"It is especially important to hide your friends list from prying eyes," they say. If the scammers can't see who you're friends with, they won't be able to send the invites. To do so, go to your profile on Facebook and click the "Friends" tab. You will see a pencil on the right hand side. Click it and then click "Edit Privacy." Where it says, "Who can see your friend list?", select "Only Me" in the drop down.
2. Run a "Privacy Checkup"
Hoax-slayer recommends that you set these settings to either "Only Me" or "Friends" instead of "Public." To find this, click the "Lock" icon on the top of your profile page and set that in the drop down away from "Public."
3. View your profile as public
In that same place, a couple of spots down you will see the "Who can see my stuff" portion of the page. You'll see a spot that says "View as" under the "What do other people see on my timeline?"
You'll now be able to see what the public can see on our timeline. Hoax-slayer says to check your "Friends" and "Photos" tabs to see what people who are not your friends can see. If you have completed the other steps, then the public should only be able to see just your Profile and Cover photos because, unfortunately, you can't do much about that on Facebook. If you notice that all of your photos are visible, here's the next step.
4. Check who can see your photos
While the Profile and Cover photos are still visible, you can make sure additional photos that scammers could grab can be privatized. Click the "Photos" tab on your profile and click the "Albums" tab. Hoax-slayer says that some of the albums have an option below where you can change the privacy to "Friends" or "Only Me." If you can do it, you should do it. If you can't, it becomes a little more of a hassle because you would have to choose photos individually to set these privacy settings. Still, although its painstakingly annoying to go one photo at a time, it is still worth your privacy.
5. Check who can see other information on your profile
You have probably seen on your, and other friends', profiles that your favorite books, movies and groups can be visible. As silly as it may sound, Hoax-slayer says to privatize that stuff as well. Simply put, if scammers can add that information, it makes their fake profile more believable. To put a stop to that noise, click the "More" tab to make sure that each section is not set to "Public." That's not all.
"You can also hide sections completely by clicking the 'More' tab and selecting 'Manage Sections'", they say.
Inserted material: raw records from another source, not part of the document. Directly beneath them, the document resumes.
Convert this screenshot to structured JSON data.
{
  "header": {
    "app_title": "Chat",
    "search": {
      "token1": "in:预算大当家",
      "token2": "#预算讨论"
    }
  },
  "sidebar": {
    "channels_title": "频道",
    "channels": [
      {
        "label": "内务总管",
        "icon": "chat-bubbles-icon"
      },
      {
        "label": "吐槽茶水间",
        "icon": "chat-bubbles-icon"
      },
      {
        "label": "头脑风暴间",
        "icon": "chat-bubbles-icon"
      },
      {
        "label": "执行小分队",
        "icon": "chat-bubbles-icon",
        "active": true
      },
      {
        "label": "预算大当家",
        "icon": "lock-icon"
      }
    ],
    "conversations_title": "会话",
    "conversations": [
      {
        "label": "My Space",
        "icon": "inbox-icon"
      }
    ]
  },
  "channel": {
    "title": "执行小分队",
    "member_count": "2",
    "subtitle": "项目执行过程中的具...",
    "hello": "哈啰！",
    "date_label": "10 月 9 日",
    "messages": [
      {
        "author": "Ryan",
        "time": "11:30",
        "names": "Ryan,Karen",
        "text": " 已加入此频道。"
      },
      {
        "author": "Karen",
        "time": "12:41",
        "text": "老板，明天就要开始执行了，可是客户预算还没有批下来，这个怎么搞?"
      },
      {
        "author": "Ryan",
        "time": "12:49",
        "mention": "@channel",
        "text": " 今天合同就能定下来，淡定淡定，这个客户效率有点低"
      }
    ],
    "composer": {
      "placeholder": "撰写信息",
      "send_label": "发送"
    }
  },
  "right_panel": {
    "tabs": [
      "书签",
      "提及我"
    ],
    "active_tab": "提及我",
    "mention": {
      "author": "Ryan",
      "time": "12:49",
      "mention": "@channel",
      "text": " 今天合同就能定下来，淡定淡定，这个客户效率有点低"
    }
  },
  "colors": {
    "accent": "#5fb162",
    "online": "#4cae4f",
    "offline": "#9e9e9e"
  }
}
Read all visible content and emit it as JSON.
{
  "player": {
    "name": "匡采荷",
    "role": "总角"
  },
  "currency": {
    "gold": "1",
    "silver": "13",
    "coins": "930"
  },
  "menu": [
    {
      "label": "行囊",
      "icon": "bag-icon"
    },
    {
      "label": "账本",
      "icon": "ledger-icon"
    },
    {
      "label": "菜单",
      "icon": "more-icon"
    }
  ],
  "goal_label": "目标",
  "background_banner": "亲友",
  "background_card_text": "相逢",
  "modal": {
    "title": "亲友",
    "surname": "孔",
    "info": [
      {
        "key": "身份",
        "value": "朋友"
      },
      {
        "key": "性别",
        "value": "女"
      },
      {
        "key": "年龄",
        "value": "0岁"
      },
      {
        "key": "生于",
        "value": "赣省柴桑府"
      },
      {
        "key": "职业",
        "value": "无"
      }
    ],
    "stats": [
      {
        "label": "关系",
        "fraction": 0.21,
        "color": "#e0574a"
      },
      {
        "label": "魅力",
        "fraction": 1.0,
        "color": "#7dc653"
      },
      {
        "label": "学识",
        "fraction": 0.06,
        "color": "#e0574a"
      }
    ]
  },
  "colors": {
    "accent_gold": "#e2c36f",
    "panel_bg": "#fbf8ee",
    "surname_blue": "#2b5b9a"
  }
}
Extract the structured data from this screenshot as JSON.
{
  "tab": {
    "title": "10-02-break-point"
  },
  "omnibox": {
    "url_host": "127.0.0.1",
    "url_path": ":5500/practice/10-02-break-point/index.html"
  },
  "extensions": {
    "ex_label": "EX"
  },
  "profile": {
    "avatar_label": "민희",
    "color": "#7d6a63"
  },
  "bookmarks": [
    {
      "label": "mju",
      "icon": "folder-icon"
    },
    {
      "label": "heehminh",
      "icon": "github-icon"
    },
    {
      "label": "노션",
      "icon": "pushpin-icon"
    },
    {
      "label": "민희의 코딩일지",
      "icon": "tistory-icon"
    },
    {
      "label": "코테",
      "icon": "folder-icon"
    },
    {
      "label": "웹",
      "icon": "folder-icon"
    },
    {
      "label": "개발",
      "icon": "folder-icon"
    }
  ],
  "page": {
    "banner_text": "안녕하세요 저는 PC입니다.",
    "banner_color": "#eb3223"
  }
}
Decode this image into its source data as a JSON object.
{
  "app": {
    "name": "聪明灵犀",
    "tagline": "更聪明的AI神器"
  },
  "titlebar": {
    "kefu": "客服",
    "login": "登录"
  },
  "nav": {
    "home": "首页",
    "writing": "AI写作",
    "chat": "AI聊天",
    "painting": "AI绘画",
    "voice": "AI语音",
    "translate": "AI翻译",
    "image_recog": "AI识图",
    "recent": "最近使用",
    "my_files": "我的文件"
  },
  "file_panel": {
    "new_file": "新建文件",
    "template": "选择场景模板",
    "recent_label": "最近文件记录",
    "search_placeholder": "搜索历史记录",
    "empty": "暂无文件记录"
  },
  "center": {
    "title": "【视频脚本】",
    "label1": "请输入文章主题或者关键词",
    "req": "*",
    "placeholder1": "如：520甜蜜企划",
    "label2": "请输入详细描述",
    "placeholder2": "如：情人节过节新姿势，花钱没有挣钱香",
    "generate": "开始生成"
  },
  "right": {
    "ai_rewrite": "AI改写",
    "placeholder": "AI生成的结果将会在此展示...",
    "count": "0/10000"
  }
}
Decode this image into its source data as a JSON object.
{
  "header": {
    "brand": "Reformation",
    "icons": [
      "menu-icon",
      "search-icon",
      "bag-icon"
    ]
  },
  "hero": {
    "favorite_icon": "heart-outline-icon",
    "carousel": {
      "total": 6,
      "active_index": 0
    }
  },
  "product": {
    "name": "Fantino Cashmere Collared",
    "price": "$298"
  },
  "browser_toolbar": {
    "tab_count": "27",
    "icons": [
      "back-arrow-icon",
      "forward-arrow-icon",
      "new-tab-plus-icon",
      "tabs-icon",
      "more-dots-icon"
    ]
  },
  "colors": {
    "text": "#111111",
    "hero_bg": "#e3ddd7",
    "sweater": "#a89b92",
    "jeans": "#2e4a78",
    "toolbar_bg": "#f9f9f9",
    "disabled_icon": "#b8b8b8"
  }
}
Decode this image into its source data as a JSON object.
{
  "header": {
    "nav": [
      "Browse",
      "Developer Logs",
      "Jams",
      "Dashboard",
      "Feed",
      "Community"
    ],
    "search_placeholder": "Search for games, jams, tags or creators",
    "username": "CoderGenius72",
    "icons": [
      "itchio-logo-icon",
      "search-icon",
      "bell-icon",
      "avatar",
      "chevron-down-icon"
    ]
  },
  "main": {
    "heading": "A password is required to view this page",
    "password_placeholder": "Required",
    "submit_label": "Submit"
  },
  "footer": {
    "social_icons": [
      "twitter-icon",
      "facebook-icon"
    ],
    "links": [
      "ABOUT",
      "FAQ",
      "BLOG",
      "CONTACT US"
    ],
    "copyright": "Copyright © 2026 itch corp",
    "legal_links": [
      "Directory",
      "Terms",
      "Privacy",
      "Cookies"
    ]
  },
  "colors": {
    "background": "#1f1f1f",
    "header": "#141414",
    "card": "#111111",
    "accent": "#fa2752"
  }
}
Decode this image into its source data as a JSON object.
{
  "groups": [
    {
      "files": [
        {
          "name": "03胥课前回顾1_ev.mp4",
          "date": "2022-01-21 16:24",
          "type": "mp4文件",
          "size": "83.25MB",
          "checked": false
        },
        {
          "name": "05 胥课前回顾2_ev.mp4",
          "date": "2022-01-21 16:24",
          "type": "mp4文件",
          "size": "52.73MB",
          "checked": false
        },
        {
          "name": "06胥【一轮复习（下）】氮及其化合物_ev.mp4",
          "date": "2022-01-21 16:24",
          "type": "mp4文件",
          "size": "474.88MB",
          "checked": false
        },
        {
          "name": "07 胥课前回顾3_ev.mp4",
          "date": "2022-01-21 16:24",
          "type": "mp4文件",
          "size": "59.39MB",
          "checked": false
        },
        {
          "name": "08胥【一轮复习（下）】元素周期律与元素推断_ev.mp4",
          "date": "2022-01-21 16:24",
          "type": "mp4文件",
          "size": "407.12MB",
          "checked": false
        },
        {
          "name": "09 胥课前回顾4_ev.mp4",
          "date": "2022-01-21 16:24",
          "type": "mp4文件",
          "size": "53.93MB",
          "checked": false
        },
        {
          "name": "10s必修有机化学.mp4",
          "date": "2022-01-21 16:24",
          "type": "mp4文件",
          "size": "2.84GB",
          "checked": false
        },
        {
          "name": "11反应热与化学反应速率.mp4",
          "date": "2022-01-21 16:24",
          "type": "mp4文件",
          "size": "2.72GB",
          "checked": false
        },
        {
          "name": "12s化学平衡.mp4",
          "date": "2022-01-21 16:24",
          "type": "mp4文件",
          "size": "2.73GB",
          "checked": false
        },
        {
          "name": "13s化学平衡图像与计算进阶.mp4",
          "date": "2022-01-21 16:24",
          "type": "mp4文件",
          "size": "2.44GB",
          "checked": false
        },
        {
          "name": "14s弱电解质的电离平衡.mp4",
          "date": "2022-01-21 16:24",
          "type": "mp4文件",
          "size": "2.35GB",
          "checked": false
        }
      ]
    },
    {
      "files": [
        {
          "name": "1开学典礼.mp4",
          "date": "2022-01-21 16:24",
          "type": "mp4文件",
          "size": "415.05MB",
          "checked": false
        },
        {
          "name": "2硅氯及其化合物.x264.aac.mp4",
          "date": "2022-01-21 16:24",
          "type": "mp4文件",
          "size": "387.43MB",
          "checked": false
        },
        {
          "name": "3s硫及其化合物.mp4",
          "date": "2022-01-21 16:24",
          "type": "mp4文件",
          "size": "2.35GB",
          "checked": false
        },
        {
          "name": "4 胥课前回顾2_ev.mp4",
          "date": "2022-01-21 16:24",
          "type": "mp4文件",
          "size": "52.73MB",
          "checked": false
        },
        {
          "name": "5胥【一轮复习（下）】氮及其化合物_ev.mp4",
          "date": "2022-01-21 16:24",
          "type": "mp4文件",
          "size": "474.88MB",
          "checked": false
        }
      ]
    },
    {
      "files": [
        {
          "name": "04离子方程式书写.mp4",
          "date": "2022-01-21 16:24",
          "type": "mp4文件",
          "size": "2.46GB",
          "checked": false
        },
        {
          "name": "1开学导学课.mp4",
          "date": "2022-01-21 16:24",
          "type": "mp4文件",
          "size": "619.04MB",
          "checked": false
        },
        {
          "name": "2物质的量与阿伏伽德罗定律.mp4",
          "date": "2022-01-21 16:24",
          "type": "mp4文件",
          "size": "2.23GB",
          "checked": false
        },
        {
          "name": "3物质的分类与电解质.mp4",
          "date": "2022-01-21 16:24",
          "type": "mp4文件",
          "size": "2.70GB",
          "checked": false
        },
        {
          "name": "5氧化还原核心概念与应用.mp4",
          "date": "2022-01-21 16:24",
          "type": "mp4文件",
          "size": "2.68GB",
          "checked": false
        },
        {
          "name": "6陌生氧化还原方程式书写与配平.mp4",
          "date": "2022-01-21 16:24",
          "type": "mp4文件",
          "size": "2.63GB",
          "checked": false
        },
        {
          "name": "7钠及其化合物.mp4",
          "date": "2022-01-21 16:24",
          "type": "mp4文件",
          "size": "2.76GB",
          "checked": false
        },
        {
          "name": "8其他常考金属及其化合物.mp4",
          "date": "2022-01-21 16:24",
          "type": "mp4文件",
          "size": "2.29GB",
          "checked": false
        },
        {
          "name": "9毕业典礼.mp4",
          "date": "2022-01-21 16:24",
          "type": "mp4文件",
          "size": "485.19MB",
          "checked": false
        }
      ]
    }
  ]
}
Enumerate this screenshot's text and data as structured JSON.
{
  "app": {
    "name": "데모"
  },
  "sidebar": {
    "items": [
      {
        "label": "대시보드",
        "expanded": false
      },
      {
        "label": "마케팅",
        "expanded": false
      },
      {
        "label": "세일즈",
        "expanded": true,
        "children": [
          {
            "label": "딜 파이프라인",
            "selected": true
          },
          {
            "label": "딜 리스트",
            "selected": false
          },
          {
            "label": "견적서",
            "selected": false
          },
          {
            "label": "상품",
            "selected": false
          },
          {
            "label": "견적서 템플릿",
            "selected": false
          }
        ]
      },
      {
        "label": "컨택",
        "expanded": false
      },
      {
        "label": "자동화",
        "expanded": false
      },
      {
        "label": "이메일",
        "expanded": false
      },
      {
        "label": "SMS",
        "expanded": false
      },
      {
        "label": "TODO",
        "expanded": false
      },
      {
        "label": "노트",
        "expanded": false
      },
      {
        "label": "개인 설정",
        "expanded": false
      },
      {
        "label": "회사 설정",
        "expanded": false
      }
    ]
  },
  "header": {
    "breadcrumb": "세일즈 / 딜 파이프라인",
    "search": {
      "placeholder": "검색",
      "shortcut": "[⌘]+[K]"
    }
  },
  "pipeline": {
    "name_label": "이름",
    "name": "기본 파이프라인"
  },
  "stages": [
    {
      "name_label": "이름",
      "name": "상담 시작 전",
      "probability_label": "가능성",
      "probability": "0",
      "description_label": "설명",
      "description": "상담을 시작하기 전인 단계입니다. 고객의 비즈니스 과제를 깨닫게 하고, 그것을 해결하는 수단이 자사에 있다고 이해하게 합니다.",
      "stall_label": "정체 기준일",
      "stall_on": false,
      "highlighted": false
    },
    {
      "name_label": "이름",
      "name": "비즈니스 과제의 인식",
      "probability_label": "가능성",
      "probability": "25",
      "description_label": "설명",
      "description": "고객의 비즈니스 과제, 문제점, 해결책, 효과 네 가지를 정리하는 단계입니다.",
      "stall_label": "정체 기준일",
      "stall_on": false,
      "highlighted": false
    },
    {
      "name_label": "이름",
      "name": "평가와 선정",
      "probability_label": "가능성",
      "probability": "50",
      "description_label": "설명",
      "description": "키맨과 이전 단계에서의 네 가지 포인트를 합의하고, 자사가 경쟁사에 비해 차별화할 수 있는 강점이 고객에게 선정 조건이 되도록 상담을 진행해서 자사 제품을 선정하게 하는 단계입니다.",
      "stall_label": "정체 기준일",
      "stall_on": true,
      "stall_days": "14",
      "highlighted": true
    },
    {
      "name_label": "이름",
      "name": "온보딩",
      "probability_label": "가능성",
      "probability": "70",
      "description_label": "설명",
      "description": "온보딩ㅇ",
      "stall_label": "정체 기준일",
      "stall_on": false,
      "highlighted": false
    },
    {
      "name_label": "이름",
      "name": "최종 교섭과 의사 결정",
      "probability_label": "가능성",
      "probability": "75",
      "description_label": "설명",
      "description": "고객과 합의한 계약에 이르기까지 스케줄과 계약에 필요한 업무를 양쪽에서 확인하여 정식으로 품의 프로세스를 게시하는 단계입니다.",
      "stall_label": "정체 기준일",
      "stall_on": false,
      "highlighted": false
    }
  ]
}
6. Really check out your privacy settings and familiarize yourself
Make sure you check and change your settings in the "Privacy Settings and Tools" section. At the right of the "lock" icon, go to "Settings" in the drop down and go to "Privacy." Check out all of the options to make sure you set them the way they need to be.
What if your not a technological savant? What if you are not sure what these mean? Hoax-slayer says, in all essence, privacy is a marathon, not a sprint.
"It’s a good idea to familiarize yourself with the options in the section, so it’s worthwhile taking the time to check it out."
7. Re-check your "Public" profile
Go back to the third step and make sure everything is as non-visible to the public as you want them to be. If not, repeat the steps to ensure you are comfortable with everything.
This is a crazy world we live in and we need to make sure we are all protected. If something seems crazy, like a repeat "Friend Request", and you question it, take an extra step. Shoot that person a text, go back to your friends list to see if you are already friends with them and just make sure you have your bases covered. It's sad that we have to do these things but its necessary.
If you have discovered your account has been cloned, make sure you report it to Facebook -- which you can do right here. Also, let your friends and family know to not accept a friend request from you because, well, they already have with the actual you.
Feel free to share this article to let your friends and family know how to protect themselves. Educating them, even if you think you are being annoying, could be the difference in someone falling for a scam. Most of us try to see the best in people, but sometimes, people can just be awful.
Here's to a safe and happy social media world!